Soy consumption reduces the risk of non-small-cell lung cancers with epidermal growth factor receptor mutations among Japanese.
Cancer Sci. 2008 Jun;99(6):1202-8. Epub 2008 Apr 21. PMID: 18429954

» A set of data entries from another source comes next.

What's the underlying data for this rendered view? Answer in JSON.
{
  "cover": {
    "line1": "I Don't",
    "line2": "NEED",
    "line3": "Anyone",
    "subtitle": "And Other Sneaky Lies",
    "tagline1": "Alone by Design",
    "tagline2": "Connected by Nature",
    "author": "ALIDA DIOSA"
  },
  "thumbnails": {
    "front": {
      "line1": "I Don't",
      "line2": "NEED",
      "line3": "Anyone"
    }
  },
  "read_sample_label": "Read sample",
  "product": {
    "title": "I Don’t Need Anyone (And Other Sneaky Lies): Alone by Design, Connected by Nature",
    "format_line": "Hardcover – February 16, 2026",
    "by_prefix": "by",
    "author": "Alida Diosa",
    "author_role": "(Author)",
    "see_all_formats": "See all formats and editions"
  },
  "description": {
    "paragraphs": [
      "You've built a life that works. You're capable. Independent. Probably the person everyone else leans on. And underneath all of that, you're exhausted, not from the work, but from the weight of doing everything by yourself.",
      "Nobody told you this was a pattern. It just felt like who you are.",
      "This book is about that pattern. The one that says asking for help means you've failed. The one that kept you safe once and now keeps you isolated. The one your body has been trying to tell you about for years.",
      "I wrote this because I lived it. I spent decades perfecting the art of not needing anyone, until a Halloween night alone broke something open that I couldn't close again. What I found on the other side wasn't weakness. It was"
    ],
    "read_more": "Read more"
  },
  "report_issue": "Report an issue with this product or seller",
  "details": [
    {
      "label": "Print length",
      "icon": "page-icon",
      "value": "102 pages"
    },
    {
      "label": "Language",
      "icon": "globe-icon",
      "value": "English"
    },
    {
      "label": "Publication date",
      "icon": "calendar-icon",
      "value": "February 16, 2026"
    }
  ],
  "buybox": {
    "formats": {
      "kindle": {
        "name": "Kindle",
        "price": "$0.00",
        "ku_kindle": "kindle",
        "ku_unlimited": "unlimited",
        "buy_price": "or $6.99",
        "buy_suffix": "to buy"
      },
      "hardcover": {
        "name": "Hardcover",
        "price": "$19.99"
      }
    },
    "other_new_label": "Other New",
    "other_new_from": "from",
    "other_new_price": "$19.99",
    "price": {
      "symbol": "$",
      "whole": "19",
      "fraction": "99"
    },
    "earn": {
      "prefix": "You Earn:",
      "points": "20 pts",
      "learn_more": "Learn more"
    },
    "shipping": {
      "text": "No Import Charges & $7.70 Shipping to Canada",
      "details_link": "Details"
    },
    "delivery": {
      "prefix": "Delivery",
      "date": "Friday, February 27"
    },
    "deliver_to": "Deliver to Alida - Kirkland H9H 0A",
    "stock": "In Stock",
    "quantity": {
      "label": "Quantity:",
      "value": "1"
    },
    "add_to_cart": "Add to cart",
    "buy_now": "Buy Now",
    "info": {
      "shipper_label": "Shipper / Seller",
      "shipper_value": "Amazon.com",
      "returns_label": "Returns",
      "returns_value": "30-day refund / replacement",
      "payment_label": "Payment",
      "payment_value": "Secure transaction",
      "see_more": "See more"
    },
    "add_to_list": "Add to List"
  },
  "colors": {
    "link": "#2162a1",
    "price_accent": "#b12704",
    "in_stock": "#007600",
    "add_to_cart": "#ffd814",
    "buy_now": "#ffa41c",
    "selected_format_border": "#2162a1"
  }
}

Epidermal growth factor receptor (EGFR) mutations play substantial roles in genesis and proliferation of non-small-cell lung cancers (NSCLCs). We recently found that reproductive factors have a substantial impact on risk of development of NSCLCs featuring such EGFR mutations. Therefore, we explored the influence of dietary habits on NSCLC risk with reference to the EGFR mutational status. We conducted a case-control study using 353 patients with NSCLCs (122 EGFR mutated and 231 EGFR wild-type) and 1765 age-sex matched non-cancer control subjects. Dietary exposure was based on a semiquantitative food frequency questionnaire and impact of major food items, like meats, seafoods, vegetables and soybean products was assessed by multivariate logistic regression. Soybean products demonstrated a protective association with EGFR mutated, but not EGFR wild-type NSCLCs, with multivariate-adjusted odds ratios and 95% confidence intervals for the 2nd and 3rd tertile of soybean product consumption of 0.79 (0.50-1.27) and 0.56 (0.34-0.93) relative to those in the lowest tertile (trend P = 0.023). In conclusion, soy consumption may exert a protective association against the development of NSCLCs with EGFR mutations, providing possible insights into mechanisms of their genesis.